The day finally came. The prophecies of the Book of Jeremiah had been driving to this point. The year-and-a-half siege that began in the ninth year and tenth month of Zedekiah (Jer. 39:1; 52:4; 2 Ki. 25:1), yet had a brief intermission as Babylon temporarily withdrew to deal with an Egyptian threat, finally penetrated the city walls in the eleventh year and fourth month (Jer. 39:2; Jer. 52:6,7; 2 Ki. 25:3,4). It was the unthinkable; even though it should have been the foreseeable. Jeremiah predicted the coming of the Babylonian sword, starvation, and captivity (Jer. 15:2); he predicted that the siege would so disrupt the city’s food supply that cannibalism would occur (19:9); he predicted that staying in the city would lead to death but that surrendering would lead to life (21:9); and he predicted that the land would be a desolation and a horror, in servitude to Babylon for seventy years (25:11). And it all happened just as God had spoken through him.
Tag: salvation (Page 1 of 4)
When reading through the seventeenth chapter of Jeremiah you can feel like you’ve unknowingly started to read the opening chapter of the psalter.
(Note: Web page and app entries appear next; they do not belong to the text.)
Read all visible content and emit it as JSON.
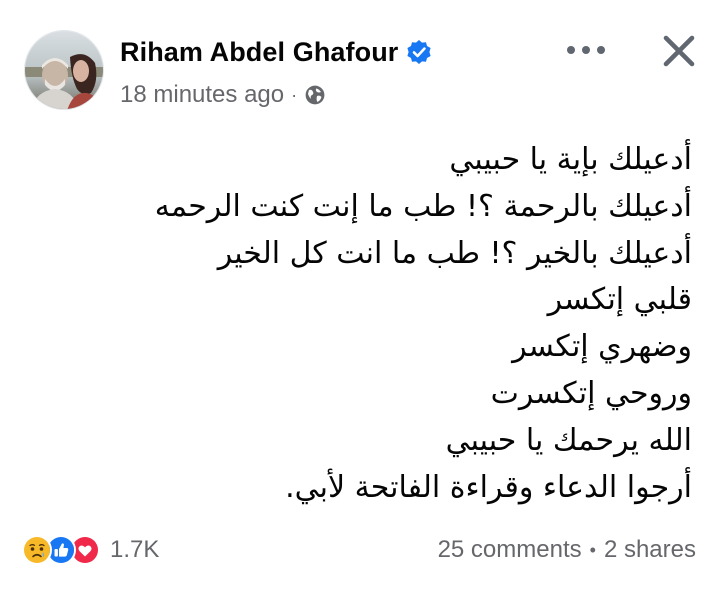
{
  "post": {
    "author": "Riham Abdel Ghafour",
    "verified": true,
    "timestamp": "18 minutes ago",
    "meta_separator": "·",
    "audience_icon": "globe-icon",
    "more_icon": "more-horizontal-icon",
    "close_icon": "close-icon",
    "body_lines": [
      "أدعيلك بإية يا حبيبي",
      "أدعيلك بالرحمة ؟! طب ما إنت كنت الرحمه",
      "أدعيلك بالخير ؟! طب ما انت كل الخير",
      "قلبي إتكسر",
      "وضهري إتكسر",
      "وروحي إتكسرت",
      "الله يرحمك يا حبيبي",
      "أرجوا الدعاء وقراءة الفاتحة  لأبي."
    ]
  },
  "footer": {
    "reactions": [
      "sad-icon",
      "like-icon",
      "love-icon"
    ],
    "reaction_count": "1.7K",
    "comments": "25 comments",
    "separator": "•",
    "shares": "2 shares"
  },
  "colors": {
    "text": "#050505",
    "secondary": "#65676b",
    "verified_blue": "#1877f2",
    "like_blue": "#1877f2",
    "love_red": "#f02849",
    "sad_yellow": "#f7b928"
  }
}
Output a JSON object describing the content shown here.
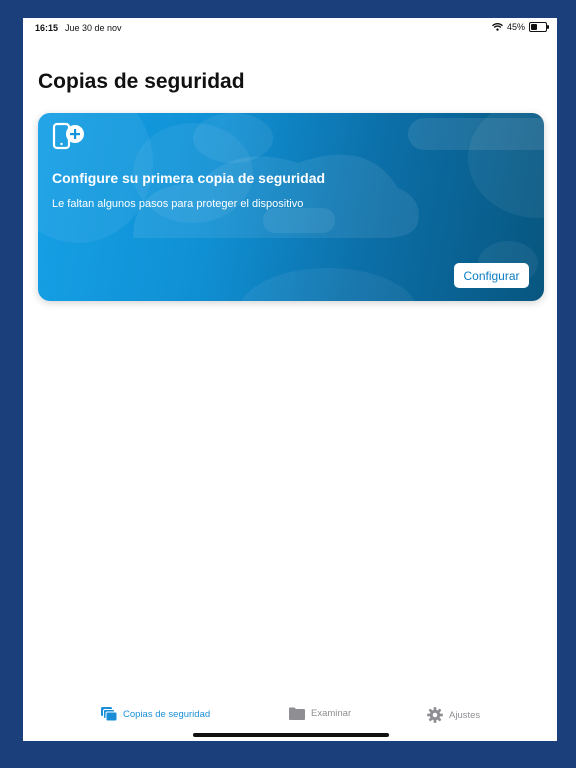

There we also read of the blessed man whose leaf will be green because it does not wither. God apparently did not relegate that imagery to one book of the Bible; rather, He developed it further, as we see here in Jeremiah. by contrasting the blessed man with the cursed man.
‘At least it can’t get any worse’ is an expression usually stated by some fictional character who is on the precipice of finding out that he or she was mistaken – it can indeed get worse. And if you thought chapter seven described how Judah’s obscene religion brought them to the bottom of the barrel of judicially-imposed indignity, well, the opening verses of Jeremiah chapter eight correct that assessment by depicting greater indignity still.
2 For if Abraham was justified by works, he has something to boast about, but not before God. 3 For what does the Scripture say? “Abraham believed God, and it was accounted to him for righteousness. (Rom. 4:2-3)
Was not Abraham our father justified by works when he offered Isaac his son on the altar? (Jas 2:21)
If someone isolates these verses outside of their context they could understandably say, ‘It looks like the Bible is saying in one place that Abraham was not justified by works and in another place that Abraham was justified by works.’ As is the case with many of these alleged discrepancies the issue concerns isolating Bible verses and setting them against each other as opposed to realizing that sentences fit within paragraphs, paragraphs fit within chapters, chapters fit within books, and when contexts are examined verses like the ones above are seen to be complementary not contradictory.
49 Now John answered and said, “Master, we saw someone casting out demons in Your name, and we forbade him because he does not follow with us.” 50 But Jesus said to him, “Do not forbid him, for he who is not against us is on our side.” (Lk. 9:49,50)
“He who is not with Me is against Me, and he who does not gather with Me scatters.” (Lk. 11:23)
Shortly after the familiar apostolic debate – ‘which one of us is the greatest?’ (Lk. 9:46) – and shortly after Jesus perceived the thoughts of His disciples and gave them an illustration, along with some instruction, about true greatness (vs.47-48), John, for whatever reason, called Jesus’ attention to something He and the others had seen at some earlier time; namely, a man who wasn’t among them but was casting out demons in Jesus’ name (vs.49). A quick glance at the verse reminds us that this guy was being used in this way. This was not a case like in the book of Acts where the seven sons of Sceva tried to cast out a demon in the name of “Jesus whom Paul preaches” and it didn’t work (Acts 19:13b). Here, the guy was actually casting out demons in Jesus’ name. So all we know about this man, which is very little, suggests that he believed in Jesus and was being used by God to advance the kingdom of God.